Harmon, a native of Ohio, died at his home in Los Angeles, his spokesman, Jerry Digney said.

Harmon was not the original Bozo, but he portrayed the flame-haired clown in numerous appearances over the years.

More importantly, he purchased the copyright and trademark to the clown in the 1950s, and as a result was responsible for keeping Bozo working in the entertainment industry for more than half a century.

Since the 1950s, the live "BOZO Show" has aired in 183 U.S. television markets, and 156 BOZO cartoons have played in almost every country around the world.

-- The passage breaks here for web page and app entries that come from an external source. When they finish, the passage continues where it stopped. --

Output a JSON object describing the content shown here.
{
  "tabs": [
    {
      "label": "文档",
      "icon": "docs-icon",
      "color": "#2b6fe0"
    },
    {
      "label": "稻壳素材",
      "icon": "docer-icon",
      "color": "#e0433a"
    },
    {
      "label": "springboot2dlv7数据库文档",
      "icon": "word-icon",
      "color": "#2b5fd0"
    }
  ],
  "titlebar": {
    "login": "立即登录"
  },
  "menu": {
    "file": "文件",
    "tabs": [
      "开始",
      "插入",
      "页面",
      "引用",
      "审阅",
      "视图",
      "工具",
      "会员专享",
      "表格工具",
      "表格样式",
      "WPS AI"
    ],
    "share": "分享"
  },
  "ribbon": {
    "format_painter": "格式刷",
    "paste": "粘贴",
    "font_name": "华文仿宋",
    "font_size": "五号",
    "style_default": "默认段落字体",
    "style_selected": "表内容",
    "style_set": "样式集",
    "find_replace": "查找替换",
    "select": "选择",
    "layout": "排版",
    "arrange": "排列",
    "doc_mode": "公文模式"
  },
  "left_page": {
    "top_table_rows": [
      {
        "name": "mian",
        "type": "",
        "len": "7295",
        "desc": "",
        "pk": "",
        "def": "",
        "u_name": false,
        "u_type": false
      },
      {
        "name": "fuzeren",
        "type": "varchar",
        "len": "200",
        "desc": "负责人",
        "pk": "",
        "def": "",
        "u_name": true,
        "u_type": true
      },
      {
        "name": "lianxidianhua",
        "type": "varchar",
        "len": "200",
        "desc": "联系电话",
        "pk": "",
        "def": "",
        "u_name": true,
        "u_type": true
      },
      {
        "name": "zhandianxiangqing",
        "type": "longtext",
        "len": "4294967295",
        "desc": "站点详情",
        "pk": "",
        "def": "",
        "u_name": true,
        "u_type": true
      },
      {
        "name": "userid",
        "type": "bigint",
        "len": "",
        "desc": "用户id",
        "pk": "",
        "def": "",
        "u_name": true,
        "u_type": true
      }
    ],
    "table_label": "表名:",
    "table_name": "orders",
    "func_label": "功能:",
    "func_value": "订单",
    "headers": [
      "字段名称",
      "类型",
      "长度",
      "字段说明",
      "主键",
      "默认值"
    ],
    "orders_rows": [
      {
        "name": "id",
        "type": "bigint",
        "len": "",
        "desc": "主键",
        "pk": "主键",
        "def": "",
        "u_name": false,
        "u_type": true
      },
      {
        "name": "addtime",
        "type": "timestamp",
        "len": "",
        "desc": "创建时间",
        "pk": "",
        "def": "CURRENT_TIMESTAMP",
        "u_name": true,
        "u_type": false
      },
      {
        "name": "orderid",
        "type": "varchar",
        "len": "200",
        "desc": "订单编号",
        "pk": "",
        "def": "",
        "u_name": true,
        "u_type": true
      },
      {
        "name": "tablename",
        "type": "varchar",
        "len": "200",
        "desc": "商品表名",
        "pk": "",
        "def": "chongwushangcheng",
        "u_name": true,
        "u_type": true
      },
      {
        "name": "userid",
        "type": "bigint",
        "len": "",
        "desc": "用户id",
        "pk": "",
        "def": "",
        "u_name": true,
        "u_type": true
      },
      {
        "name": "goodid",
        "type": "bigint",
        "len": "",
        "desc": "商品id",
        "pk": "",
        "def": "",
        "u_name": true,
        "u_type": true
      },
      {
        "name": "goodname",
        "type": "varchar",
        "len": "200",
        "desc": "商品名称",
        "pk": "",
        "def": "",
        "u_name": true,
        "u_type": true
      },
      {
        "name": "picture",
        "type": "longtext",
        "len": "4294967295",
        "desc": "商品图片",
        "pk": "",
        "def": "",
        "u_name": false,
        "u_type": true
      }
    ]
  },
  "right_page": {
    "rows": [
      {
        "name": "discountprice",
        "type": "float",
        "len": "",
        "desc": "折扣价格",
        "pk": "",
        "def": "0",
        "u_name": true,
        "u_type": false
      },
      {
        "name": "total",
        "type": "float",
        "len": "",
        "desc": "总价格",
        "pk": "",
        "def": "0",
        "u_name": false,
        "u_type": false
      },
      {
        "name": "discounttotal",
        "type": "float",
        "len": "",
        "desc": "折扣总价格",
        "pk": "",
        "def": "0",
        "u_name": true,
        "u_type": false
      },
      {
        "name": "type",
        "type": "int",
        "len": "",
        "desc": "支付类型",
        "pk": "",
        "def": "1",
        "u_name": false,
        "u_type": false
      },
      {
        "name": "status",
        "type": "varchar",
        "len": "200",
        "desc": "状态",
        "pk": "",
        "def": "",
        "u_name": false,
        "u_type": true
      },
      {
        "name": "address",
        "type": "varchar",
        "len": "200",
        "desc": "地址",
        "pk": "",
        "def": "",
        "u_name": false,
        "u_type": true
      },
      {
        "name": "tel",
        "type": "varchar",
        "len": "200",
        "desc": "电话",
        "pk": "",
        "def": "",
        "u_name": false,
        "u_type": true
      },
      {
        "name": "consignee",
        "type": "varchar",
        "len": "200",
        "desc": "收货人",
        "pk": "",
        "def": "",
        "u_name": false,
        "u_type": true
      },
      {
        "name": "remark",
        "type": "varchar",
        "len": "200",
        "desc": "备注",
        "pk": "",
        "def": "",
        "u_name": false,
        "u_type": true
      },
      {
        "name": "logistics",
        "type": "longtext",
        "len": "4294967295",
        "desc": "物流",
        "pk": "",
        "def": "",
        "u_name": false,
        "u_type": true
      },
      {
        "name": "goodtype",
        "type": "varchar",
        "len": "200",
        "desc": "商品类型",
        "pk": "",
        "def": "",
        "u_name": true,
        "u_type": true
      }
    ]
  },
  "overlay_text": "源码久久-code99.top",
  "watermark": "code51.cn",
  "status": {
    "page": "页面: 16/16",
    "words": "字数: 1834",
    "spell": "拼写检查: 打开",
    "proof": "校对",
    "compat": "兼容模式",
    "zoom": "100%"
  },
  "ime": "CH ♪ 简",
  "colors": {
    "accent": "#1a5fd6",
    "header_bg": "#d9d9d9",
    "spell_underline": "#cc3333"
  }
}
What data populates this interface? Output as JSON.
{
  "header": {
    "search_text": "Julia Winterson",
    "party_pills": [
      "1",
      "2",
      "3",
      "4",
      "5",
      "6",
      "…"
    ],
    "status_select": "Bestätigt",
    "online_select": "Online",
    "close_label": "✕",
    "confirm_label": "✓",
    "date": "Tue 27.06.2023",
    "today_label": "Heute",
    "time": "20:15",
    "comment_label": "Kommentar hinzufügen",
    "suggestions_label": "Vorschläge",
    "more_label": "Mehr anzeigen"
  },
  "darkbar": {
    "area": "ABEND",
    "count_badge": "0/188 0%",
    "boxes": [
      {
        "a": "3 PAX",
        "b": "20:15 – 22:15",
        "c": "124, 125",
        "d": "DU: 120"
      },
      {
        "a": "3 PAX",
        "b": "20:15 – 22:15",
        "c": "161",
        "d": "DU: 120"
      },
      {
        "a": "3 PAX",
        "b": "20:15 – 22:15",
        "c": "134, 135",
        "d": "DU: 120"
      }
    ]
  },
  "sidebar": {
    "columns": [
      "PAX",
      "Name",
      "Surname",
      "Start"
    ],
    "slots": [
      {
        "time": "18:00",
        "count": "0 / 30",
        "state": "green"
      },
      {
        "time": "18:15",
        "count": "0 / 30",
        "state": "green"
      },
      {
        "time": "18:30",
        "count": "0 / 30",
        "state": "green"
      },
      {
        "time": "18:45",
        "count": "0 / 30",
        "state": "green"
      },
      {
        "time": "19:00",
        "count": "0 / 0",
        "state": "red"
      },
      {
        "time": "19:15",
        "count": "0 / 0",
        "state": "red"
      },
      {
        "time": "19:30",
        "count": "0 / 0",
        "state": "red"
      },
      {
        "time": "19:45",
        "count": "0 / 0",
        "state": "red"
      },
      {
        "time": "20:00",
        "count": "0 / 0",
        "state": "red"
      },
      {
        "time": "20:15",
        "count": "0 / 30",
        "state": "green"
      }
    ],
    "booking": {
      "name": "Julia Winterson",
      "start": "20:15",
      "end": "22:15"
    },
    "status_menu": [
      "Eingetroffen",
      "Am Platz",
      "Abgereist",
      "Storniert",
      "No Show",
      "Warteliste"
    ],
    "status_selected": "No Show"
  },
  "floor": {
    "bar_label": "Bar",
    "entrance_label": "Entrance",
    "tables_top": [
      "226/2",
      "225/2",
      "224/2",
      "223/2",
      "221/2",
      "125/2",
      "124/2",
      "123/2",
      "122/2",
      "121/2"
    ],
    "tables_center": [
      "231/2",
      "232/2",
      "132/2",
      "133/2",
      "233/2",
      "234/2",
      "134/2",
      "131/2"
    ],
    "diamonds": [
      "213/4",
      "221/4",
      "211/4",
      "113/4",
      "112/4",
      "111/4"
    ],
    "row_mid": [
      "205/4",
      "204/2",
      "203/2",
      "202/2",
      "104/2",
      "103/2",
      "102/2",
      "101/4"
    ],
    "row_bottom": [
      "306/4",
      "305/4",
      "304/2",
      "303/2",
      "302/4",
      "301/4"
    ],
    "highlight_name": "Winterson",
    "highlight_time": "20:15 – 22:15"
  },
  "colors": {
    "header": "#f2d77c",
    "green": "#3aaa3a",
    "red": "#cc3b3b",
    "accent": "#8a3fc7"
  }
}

In Chicago, the first "BOZO Show" began airing in 1961 and stayed on the air until 2001.

Over the years, Harmon trained some 200 actors to portray the clown for various local TV stations and other programs franchised around the country.

"We didn't have satellite, syndication and networking like today," Harmon once recalled. "So, I created my own network of local clowns and productions, a cross-country operation that kept me on the road for 50 weeks a year for decades."

Willard Scott, who went on to appear as the weatherman on NBC's' weekday morning program "Today," was one of those recruited by Harmon.

For a time, Harmon also ran a large animation studio in Hollywood, producing cartoons based on comedians Laurel and Hardy, as well as the characters Popeye and Mr. Magoo.

He is survived by his wife, son and four daughters.


<p>Larry Harmon (R), who popularized the "Bozo the Clown" character and portrayed "Bozo", is shown in this December 1, 1996 file photograph at a VIP party hosted by the Hollywood Christmas Parade with "Bozo", one of the more than 200 clowns he has trained to play the role. Harmon, 83, died of congestive heart failure in Los Angeles on July 3, 2008 according to his publicist Jerry Digney. REUTERS/Fred Prouser</p>